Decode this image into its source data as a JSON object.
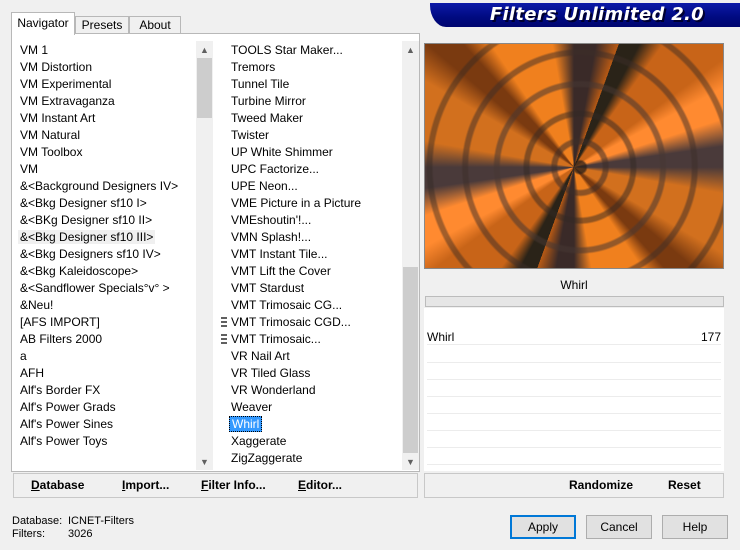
{
  "tabs": [
    {
      "label": "Navigator",
      "active": true
    },
    {
      "label": "Presets",
      "active": false
    },
    {
      "label": "About",
      "active": false
    }
  ],
  "app_title": "Filters Unlimited 2.0",
  "categories": [
    "VM 1",
    "VM Distortion",
    "VM Experimental",
    "VM Extravaganza",
    "VM Instant Art",
    "VM Natural",
    "VM Toolbox",
    "VM",
    "&<Background Designers IV>",
    "&<Bkg Designer sf10 I>",
    "&<BKg Designer sf10 II>",
    "&<Bkg Designer sf10 III>",
    "&<Bkg Designers sf10 IV>",
    "&<Bkg Kaleidoscope>",
    "&<Sandflower Specials°v° >",
    "&Neu!",
    "[AFS IMPORT]",
    "AB Filters 2000",
    "a",
    "AFH",
    "Alf's Border FX",
    "Alf's Power Grads",
    "Alf's Power Sines",
    "Alf's Power Toys"
  ],
  "selected_category": "&<Bkg Designer sf10 III>",
  "filters": [
    "TOOLS Star Maker...",
    "Tremors",
    "Tunnel Tile",
    "Turbine Mirror",
    "Tweed Maker",
    "Twister",
    "UP White Shimmer",
    "UPC Factorize...",
    "UPE Neon...",
    "VME Picture in a Picture",
    "VMEshoutin'!...",
    "VMN Splash!...",
    "VMT Instant Tile...",
    "VMT Lift the Cover",
    "VMT Stardust",
    "VMT Trimosaic CG...",
    "VMT Trimosaic CGD...",
    "VMT Trimosaic...",
    "VR Nail Art",
    "VR Tiled Glass",
    "VR Wonderland",
    "Weaver",
    "Whirl",
    "Xaggerate",
    "ZigZaggerate"
  ],
  "selected_filter": "Whirl",
  "grip_rows": [
    16,
    17
  ],
  "left_buttons": [
    {
      "key": "D",
      "rest": "atabase"
    },
    {
      "key": "I",
      "rest": "mport..."
    },
    {
      "key": "F",
      "rest": "ilter Info..."
    },
    {
      "key": "E",
      "rest": "ditor..."
    }
  ],
  "preview_filter_name": "Whirl",
  "parameters": [
    {
      "label": "Whirl",
      "value": "177",
      "fraction": 0.694
    }
  ],
  "right_buttons": {
    "randomize": "Randomize",
    "reset": "Reset"
  },
  "database_label": "Database:",
  "database_value": "ICNET-Filters",
  "filters_label": "Filters:",
  "filters_count": "3026",
  "dialog_buttons": {
    "apply": "Apply",
    "cancel": "Cancel",
    "help": "Help"
  },
  "icons": {
    "scroll_up": "scroll-up-arrow-icon",
    "scroll_down": "scroll-down-arrow-icon",
    "grip": "drag-grip-icon"
  }
}
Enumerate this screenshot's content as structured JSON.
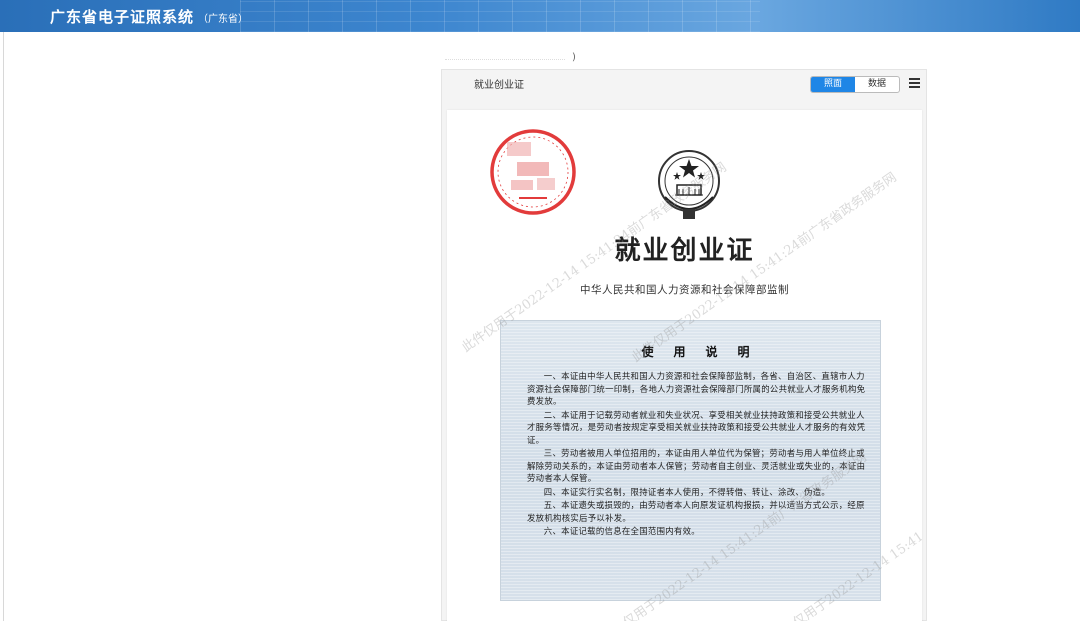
{
  "header": {
    "title": "广东省电子证照系统",
    "subtitle": "（广东省）"
  },
  "top_paren": ")",
  "viewer": {
    "title": "就业创业证",
    "view_toggle": [
      {
        "label": "照面",
        "active": true
      },
      {
        "label": "数据",
        "active": false
      }
    ],
    "menu_icon": "hamburger-menu-icon"
  },
  "certificate": {
    "title": "就业创业证",
    "subtitle": "中华人民共和国人力资源和社会保障部监制",
    "instructions_heading": "使用说明",
    "instructions": [
      "一、本证由中华人民共和国人力资源和社会保障部监制，各省、自治区、直辖市人力资源社会保障部门统一印制，各地人力资源社会保障部门所属的公共就业人才服务机构免费发放。",
      "二、本证用于记载劳动者就业和失业状况、享受相关就业扶持政策和接受公共就业人才服务等情况，是劳动者按规定享受相关就业扶持政策和接受公共就业人才服务的有效凭证。",
      "三、劳动者被用人单位招用的，本证由用人单位代为保管；劳动者与用人单位终止或解除劳动关系的，本证由劳动者本人保管；劳动者自主创业、灵活就业或失业的，本证由劳动者本人保管。",
      "四、本证实行实名制，限持证者本人使用，不得转借、转让、涂改、伪造。",
      "五、本证遗失或损毁的，由劳动者本人向原发证机构报损，并以适当方式公示，经原发放机构核实后予以补发。",
      "六、本证记载的信息在全国范围内有效。"
    ],
    "seal_icon": "red-official-seal-icon",
    "emblem_icon": "national-emblem-icon",
    "watermark": "此件仅用于2022-12-14 15:41:24前广东省政务服务网"
  },
  "colors": {
    "header_blue": "#2f7ac4",
    "toggle_active": "#1f86e6",
    "seal_red": "#e23b3b"
  }
}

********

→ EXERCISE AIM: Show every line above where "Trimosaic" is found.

→ RESPONSE BELOW:
    "VMT Trimosaic CG...",
    "VMT Trimosaic CGD...",
    "VMT Trimosaic...",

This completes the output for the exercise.